Yet, as reported in mid-October by Coldiretti, in the first six months of 2008 exports of both fresh and dried Italian pasta increased by 48%, with 50% in the European Union, going through the roof with a value of one billion Euro. According to surveys carried out by Coldiretti, the Italian pasta trade seems to be in contrast with the general economic crisis and is also doing exceptionally well in Asian markets, where the export value has doubled. The trend that had already emerged in 2007 therefore reaffirmed itself in the first half of 2008: the new Asian markets are those that record the most significant growth rates. India in particular stands out: up by 37.50% in quantity and 57.35% in value.
The Italian pasta industry includes dozens of producers, mostly SMEs: alongside the famous Barilla, De Cecco, Di Vella and Agnesi (Colussi) the majority are represented by numerous medium and small companies that distribute the main traditional brands, such as Amato, Cocco, Delverde, Garofalo, La Molisana, Rummo, and Valdigrano. One of the most important districts is Casoli Fara San Martino (Chieti) in Abruzzo, which revolves around four historical pasta factories, on which a linked industry of over 70 companies depend, being involved in every activity of the chain, including services and packaging. A production base that, in 2007, recorded a growing export of 12.9%, has around 950 employees.

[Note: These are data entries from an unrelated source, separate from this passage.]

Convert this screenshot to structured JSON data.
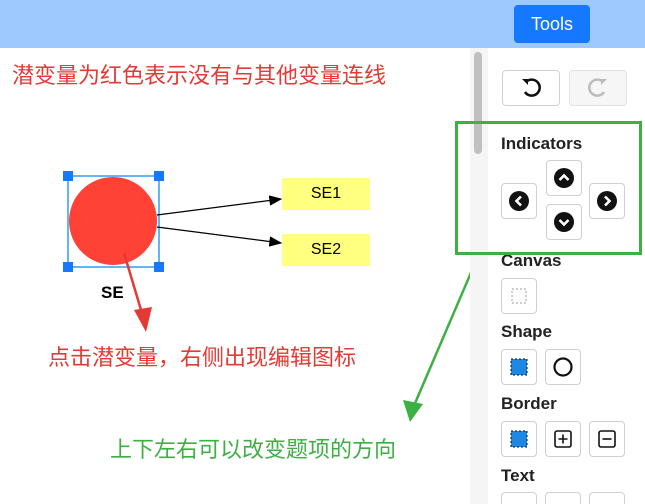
{
  "toolbar": {
    "tools_label": "Tools"
  },
  "annotations": {
    "top": {
      "text": "潜变量为红色表示没有与其他变量连线",
      "color": "#e53935"
    },
    "middle": {
      "text": "点击潜变量，右侧出现编辑图标",
      "color": "#e53935"
    },
    "bottom": {
      "text": "上下左右可以改变题项的方向",
      "color": "#3cb043"
    }
  },
  "diagram": {
    "latent": {
      "name": "SE",
      "color": "#ff4136"
    },
    "indicators": [
      {
        "label": "SE1"
      },
      {
        "label": "SE2"
      }
    ]
  },
  "panel": {
    "sections": {
      "indicators": "Indicators",
      "canvas": "Canvas",
      "shape": "Shape",
      "border": "Border",
      "text": "Text"
    }
  },
  "colors": {
    "accent": "#1677ff",
    "topbar": "#9ec9ff",
    "green": "#3cb043",
    "red_arrow": "#e53935"
  }
}
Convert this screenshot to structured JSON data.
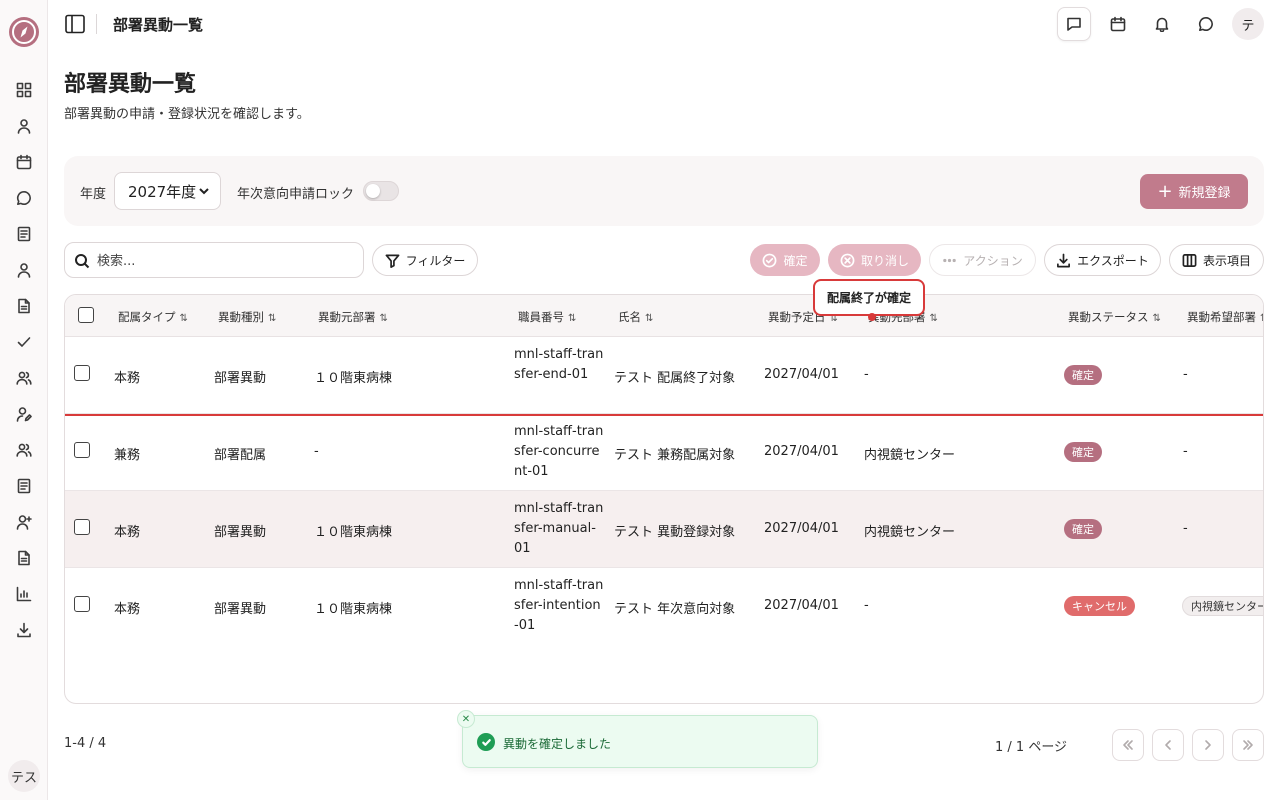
{
  "topbar": {
    "title": "部署異動一覧",
    "avatar": "テ"
  },
  "sidebar": {
    "avatar": "テス"
  },
  "header": {
    "title": "部署異動一覧",
    "subtitle": "部署異動の申請・登録状況を確認します。"
  },
  "filters": {
    "year_label": "年度",
    "year_value": "2027年度",
    "lock_label": "年次意向申請ロック",
    "lock_on": false,
    "new_button": "新規登録"
  },
  "toolbar": {
    "search_placeholder": "検索...",
    "filter": "フィルター",
    "confirm": "確定",
    "cancel": "取り消し",
    "actions": "アクション",
    "export": "エクスポート",
    "columns": "表示項目"
  },
  "table": {
    "headers": [
      "配属タイプ",
      "異動種別",
      "異動元部署",
      "職員番号",
      "氏名",
      "異動予定日",
      "異動先部署",
      "異動ステータス",
      "異動希望部署"
    ],
    "sort_glyph": "⇅",
    "rows": [
      {
        "type": "本務",
        "kind": "部署異動",
        "from": "１０階東病棟",
        "staff": "mnl-staff-transfer-end-01",
        "name": "テスト 配属終了対象",
        "date": "2027/04/01",
        "to": "-",
        "status": "確定",
        "wish": "-"
      },
      {
        "type": "兼務",
        "kind": "部署配属",
        "from": "-",
        "staff": "mnl-staff-transfer-concurrent-01",
        "name": "テスト 兼務配属対象",
        "date": "2027/04/01",
        "to": "内視鏡センター",
        "status": "確定",
        "wish": "-"
      },
      {
        "type": "本務",
        "kind": "部署異動",
        "from": "１０階東病棟",
        "staff": "mnl-staff-transfer-manual-01",
        "name": "テスト 異動登録対象",
        "date": "2027/04/01",
        "to": "内視鏡センター",
        "status": "確定",
        "wish": "-"
      },
      {
        "type": "本務",
        "kind": "部署異動",
        "from": "１０階東病棟",
        "staff": "mnl-staff-transfer-intention-01",
        "name": "テスト 年次意向対象",
        "date": "2027/04/01",
        "to": "-",
        "status": "キャンセル",
        "wish": "内視鏡センター"
      }
    ]
  },
  "tooltip": "配属終了が確定",
  "footer": {
    "range": "1-4 / 4",
    "page": "1 / 1 ページ"
  },
  "toast": {
    "message": "異動を確定しました"
  },
  "colors": {
    "accent": "#c17b8c",
    "status_ok": "#b56f80",
    "status_cancel": "#e06b6b",
    "alert": "#d83a3a",
    "success": "#1f9d55"
  }
}
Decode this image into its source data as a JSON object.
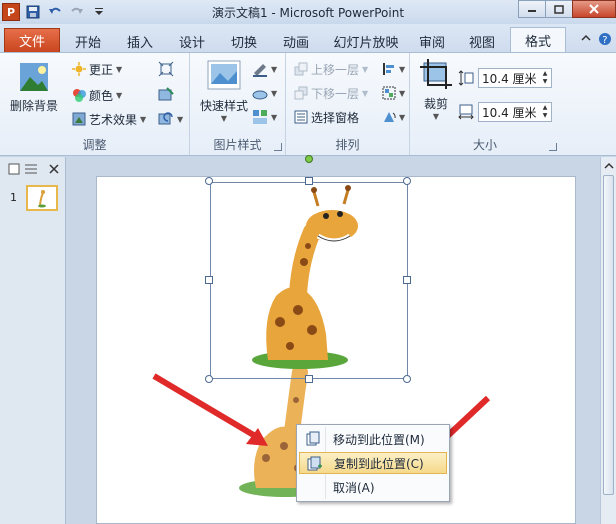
{
  "window": {
    "title": "演示文稿1 - Microsoft PowerPoint",
    "app_icon_letter": "P"
  },
  "tabs": {
    "file": "文件",
    "items": [
      "开始",
      "插入",
      "设计",
      "切换",
      "动画",
      "幻灯片放映",
      "审阅",
      "视图",
      "格式"
    ],
    "active": "格式"
  },
  "ribbon": {
    "adjust": {
      "label": "调整",
      "remove_bg": "删除背景",
      "corrections": "更正",
      "color": "颜色",
      "artistic": "艺术效果"
    },
    "styles": {
      "label": "图片样式",
      "quick_styles": "快速样式"
    },
    "arrange": {
      "label": "排列",
      "bring_forward": "上移一层",
      "send_backward": "下移一层",
      "selection_pane": "选择窗格"
    },
    "size": {
      "label": "大小",
      "crop": "裁剪",
      "height": "10.4 厘米",
      "width": "10.4 厘米"
    }
  },
  "slides_panel": {
    "slide_number": "1"
  },
  "context_menu": {
    "items": [
      {
        "label": "移动到此位置(M)"
      },
      {
        "label": "复制到此位置(C)"
      },
      {
        "label": "取消(A)"
      }
    ],
    "highlighted_index": 1
  },
  "colors": {
    "file_tab": "#c9451f",
    "arrow_red": "#e02a2a",
    "menu_highlight": "#f5d98a"
  }
}
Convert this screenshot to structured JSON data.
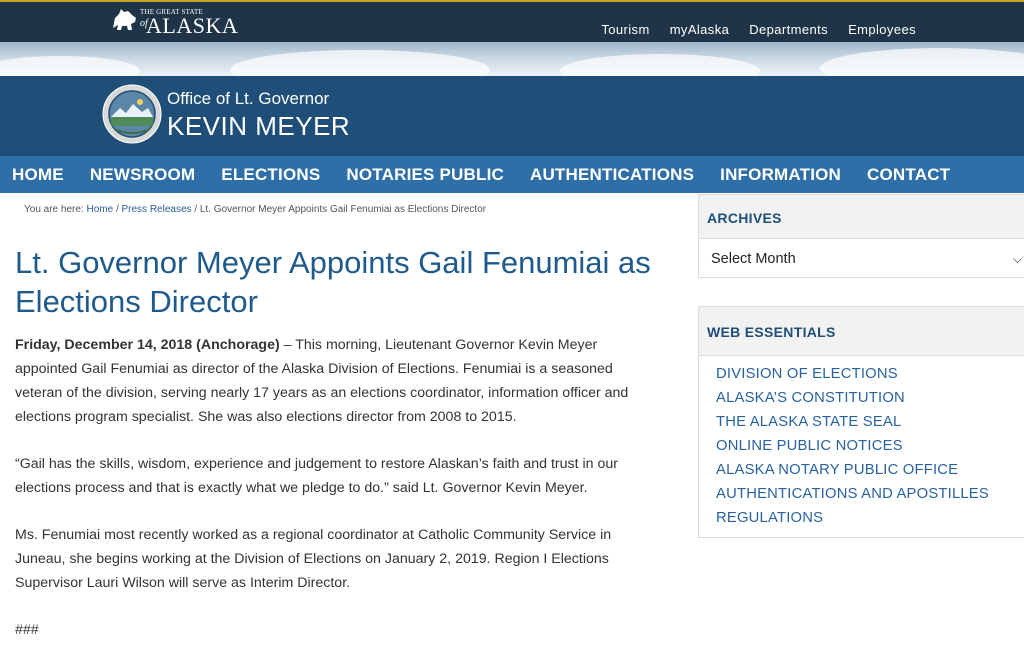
{
  "brand": {
    "state_small": "THE GREAT STATE",
    "state_of": "of",
    "state_big": "ALASKA"
  },
  "top_links": [
    "Tourism",
    "myAlaska",
    "Departments",
    "Employees"
  ],
  "office": {
    "line1": "Office of Lt. Governor",
    "line2": "KEVIN MEYER"
  },
  "nav": [
    "HOME",
    "NEWSROOM",
    "ELECTIONS",
    "NOTARIES PUBLIC",
    "AUTHENTICATIONS",
    "INFORMATION",
    "CONTACT"
  ],
  "breadcrumb": {
    "prefix": "You are here:",
    "home": "Home",
    "sep1": "/",
    "press": "Press Releases",
    "sep2": "/",
    "current": "Lt. Governor Meyer Appoints Gail Fenumiai as Elections Director"
  },
  "article": {
    "title": "Lt. Governor Meyer Appoints Gail Fenumiai as Elections Director",
    "dateline": "Friday, December 14, 2018 (Anchorage)",
    "p1_rest": " – This morning, Lieutenant Governor Kevin Meyer appointed Gail Fenumiai as director of the Alaska Division of Elections. Fenumiai is a seasoned veteran of the division, serving nearly 17 years as an elections coordinator, information officer and elections program specialist. She was also elections director from 2008 to 2015.",
    "p2": "“Gail has the skills, wisdom, experience and judgement to restore Alaskan’s faith and trust in our elections process and that is exactly what we pledge to do.” said Lt. Governor Kevin Meyer.",
    "p3": "Ms. Fenumiai most recently worked as a regional coordinator at Catholic Community Service in Juneau, she begins working at the Division of Elections on January 2, 2019. Region I Elections Supervisor Lauri Wilson will serve as Interim Director.",
    "p4": "###"
  },
  "sidebar": {
    "archives_title": "ARCHIVES",
    "archives_select": "Select Month",
    "essentials_title": "WEB ESSENTIALS",
    "essentials": [
      "DIVISION OF ELECTIONS",
      "ALASKA’S CONSTITUTION",
      "THE ALASKA STATE SEAL",
      "ONLINE PUBLIC NOTICES",
      "ALASKA NOTARY PUBLIC OFFICE",
      "AUTHENTICATIONS AND APOSTILLES",
      "REGULATIONS"
    ]
  },
  "colors": {
    "topbar": "#1f3447",
    "office_band": "#1f4e79",
    "nav_band": "#2f6fa7",
    "title_text": "#1f5a8c",
    "link": "#2a62a0"
  }
}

The leading producer in the Abruzzo district is Fratelli De Cecco, at the centre of an area that, through the years, has become a real industrial district. The company has totalled revenues in the past year of 278.6 million Euro (33.5% is from export to 87 different countries). Turnover increased by 12.7% compared with 247.1 million in 2006. The second largest Abruzzo producer is the Delverde pasta factory (www.delverde.it), whose sales in 2007 were around a tenth of that of De Cecco (30 million Euro), but recorded a higher percentage in progress (up yearly 25%). For the Cavalier Giuseppe Cocco pasta factory it is even smaller: their sales are worth approximately 1.6% of the districtâ€™s total turnover. But the key to success for the Cocco pasta factory was their choice to link distribution to dealers specialising in superior products, looking to satisfy high-end consumers. Another local success that deserves a mention is the Bioalimenta pasta factory, which has found a niche positioning by specialising in gluten-free pasta.
The news of recent weeks regarding the leading company in Abruzzo is the official launch of Italian pasta on the Stock Exchange. The De Cecco decision had been discussed for months, but around mid-October 2008 the assembly of shareholders approved the project that should lead the Italian company to Piazza Affari (â€śBusiness Squareâ€ť in Milan). The operation should be completed before the end of 2009. However the company is aware that the current market conditions could also force Fratelli De Cecco to review the timing, to avoid entering the Stock Market in a period that is proving to be too tough on the markets.